To date, Bowman has visited 22 of the 62 high schools in Winnipeg, the city said.
But those who attended the former Assiniboia Indian Residential School — which operated from 1958 until 1973, according to the Manitoba Historical Society — are still waiting for a commemorative sign.
A joint committee between the city, the National Research Centre, the University of Manitoba and survivors is still working together to get this project underway.
"We want some kind of permanent marker on the site," said Ted Fontaine, a residential school survivor who is part of the committee.
A city planner has been part of the committee but Bowman has yet to attend a meeting, says Fontaine.
"If [Bowman] wants to put up the cost for that, that would be fabulous," Fontaine said.
The joint committee is waiting to hear whether Indigenous and Northern Affairs Canada will allow a commemorative marker, because the building that housed the school is still partially owned by the federal government.
Maeengan Linklater, a Winnipeg community volunteer, says generally there's been a movement toward reconciliation across Canada.
But he says there's still a long way to go, especially when it comes to lifting Indigenous families out of poverty and for families to once again teach one another about language and culture.

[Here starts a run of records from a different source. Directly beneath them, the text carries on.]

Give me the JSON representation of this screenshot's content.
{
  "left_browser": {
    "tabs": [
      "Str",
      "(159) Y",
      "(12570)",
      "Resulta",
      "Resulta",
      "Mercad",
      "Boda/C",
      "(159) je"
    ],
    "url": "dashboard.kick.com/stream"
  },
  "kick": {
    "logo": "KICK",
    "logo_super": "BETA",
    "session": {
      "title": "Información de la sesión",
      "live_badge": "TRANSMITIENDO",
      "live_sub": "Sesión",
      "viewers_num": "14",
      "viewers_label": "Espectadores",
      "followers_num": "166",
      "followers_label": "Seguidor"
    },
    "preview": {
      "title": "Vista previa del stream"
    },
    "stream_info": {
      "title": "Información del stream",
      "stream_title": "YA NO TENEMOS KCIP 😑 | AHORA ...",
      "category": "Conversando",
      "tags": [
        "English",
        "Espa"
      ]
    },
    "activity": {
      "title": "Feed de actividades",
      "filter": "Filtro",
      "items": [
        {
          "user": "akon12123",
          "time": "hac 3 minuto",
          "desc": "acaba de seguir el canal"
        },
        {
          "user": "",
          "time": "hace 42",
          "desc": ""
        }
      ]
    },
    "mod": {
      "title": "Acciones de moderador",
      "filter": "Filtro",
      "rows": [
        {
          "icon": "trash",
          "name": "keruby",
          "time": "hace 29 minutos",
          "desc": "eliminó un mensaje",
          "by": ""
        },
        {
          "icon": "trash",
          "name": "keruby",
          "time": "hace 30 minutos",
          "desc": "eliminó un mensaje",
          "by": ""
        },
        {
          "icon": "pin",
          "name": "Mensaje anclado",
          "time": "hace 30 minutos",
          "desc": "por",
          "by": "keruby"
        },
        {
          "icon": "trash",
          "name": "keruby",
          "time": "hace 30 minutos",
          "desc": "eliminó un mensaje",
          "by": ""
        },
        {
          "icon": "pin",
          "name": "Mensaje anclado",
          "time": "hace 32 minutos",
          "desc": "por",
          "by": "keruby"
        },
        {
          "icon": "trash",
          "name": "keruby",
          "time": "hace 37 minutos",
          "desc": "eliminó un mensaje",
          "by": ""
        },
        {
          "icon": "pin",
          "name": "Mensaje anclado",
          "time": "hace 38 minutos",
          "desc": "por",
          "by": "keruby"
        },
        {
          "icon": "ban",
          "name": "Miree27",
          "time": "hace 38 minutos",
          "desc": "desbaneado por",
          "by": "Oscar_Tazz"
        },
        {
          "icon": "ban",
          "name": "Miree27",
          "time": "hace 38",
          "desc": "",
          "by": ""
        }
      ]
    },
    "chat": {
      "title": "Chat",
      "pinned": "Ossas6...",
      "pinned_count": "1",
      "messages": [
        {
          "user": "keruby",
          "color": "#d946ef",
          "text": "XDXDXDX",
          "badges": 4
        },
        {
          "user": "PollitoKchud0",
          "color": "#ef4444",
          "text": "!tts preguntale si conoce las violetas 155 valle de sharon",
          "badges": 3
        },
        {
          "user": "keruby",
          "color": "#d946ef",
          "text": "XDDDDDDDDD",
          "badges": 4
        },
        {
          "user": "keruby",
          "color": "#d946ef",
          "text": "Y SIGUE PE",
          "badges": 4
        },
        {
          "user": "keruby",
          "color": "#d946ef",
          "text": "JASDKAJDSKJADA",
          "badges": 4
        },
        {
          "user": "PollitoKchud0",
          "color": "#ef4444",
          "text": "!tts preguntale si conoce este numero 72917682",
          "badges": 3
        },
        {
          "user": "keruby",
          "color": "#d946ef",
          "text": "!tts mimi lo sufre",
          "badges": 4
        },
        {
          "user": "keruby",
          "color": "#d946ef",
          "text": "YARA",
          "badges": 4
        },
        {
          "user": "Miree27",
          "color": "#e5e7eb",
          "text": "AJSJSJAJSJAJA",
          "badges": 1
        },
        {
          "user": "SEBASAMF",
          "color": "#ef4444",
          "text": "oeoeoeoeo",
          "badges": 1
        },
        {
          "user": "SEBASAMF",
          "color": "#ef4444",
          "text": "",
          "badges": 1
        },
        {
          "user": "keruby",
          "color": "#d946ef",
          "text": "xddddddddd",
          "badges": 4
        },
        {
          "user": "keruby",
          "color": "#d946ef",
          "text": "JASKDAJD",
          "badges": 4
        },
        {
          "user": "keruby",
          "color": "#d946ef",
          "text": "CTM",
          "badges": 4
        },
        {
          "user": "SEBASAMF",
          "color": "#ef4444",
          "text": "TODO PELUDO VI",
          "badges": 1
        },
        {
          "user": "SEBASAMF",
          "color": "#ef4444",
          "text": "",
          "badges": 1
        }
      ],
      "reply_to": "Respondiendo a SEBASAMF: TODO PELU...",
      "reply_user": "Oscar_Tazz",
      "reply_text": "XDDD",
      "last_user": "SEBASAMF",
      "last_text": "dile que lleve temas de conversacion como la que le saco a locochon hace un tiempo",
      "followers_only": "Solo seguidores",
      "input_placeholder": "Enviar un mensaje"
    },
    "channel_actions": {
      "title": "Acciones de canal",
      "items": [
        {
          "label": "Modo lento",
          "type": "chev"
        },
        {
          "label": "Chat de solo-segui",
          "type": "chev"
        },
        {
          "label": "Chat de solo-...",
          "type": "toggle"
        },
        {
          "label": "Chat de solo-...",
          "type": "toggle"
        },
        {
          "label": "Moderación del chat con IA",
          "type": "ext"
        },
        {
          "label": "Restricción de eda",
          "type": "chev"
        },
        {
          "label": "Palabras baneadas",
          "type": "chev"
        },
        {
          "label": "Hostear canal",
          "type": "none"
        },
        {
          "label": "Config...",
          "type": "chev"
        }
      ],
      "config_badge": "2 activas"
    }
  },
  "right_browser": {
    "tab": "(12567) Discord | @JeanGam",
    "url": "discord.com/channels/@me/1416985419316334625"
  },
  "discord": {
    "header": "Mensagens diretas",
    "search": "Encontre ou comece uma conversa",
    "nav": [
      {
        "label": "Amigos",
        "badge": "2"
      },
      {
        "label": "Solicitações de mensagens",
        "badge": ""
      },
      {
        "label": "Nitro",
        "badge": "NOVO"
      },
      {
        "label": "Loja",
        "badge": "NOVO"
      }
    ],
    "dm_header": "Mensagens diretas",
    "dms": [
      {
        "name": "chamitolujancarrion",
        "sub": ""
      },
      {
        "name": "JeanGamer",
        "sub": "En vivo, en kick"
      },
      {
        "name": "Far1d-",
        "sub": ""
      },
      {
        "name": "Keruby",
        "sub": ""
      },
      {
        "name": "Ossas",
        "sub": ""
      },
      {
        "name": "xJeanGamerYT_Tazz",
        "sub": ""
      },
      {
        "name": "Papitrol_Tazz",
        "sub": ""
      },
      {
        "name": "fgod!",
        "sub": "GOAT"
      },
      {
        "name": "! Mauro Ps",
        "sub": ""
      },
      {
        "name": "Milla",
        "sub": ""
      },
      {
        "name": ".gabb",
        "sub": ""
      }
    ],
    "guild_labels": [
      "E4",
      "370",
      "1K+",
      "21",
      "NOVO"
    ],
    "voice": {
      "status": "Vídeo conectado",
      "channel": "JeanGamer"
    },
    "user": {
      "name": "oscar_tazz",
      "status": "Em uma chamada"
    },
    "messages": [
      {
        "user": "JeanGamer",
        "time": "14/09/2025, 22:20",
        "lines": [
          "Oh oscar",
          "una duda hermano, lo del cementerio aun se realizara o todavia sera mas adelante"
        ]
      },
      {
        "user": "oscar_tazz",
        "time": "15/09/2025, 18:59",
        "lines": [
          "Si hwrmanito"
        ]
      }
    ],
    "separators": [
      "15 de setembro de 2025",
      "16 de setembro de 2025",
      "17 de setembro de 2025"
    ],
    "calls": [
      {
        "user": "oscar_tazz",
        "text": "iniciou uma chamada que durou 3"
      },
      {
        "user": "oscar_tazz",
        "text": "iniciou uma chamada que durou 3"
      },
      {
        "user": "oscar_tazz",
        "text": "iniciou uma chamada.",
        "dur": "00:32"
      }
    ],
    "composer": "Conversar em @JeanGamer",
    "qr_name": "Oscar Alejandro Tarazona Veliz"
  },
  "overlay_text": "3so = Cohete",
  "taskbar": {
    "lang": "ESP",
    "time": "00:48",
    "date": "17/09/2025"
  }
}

Although it might be slow going for the grassroots community, Linklater says he remains optimistic about the future of the city of Winnipeg. He notes decades of work by Indigenous programs and services offered for urban Indigenous people by the people themselves.
Vancouver recently released its own "City of Reconciliation" report on its website.
The city proclaimed its Year of Reconciliation from June 2013 to June 2014. It is now in its second full year as a city of reconciliation.
The city identified 27 out of the 94 TRC's calls to action to specifically follow through on, such as "providing cultural competency and capacity training for City staff, including mandatory aboriginal cultural competency training for all Vancouver Police Department staff," according to the city's website.
In 2016, the city also appointed its first manager of Aboriginal relations, Ginger Gosnell-Myers.
Sioux Lookout, Ont.
It's not just big cities that are taking on reconciliation.
Recently the town of Sioux Lookout, Ont. — with a population of around 5,000 — proclaimed 2017 its own Year of Reconciliation.
Sioux Lookout Mayor Doug Lawrance said the town will do what it can to honour the TRC's 94 calls to action.
The mayor's committee on Truth and Reconciliation will work with neighbouring First Nations communities such as Lac Seul First Nation to plan events throughout the year.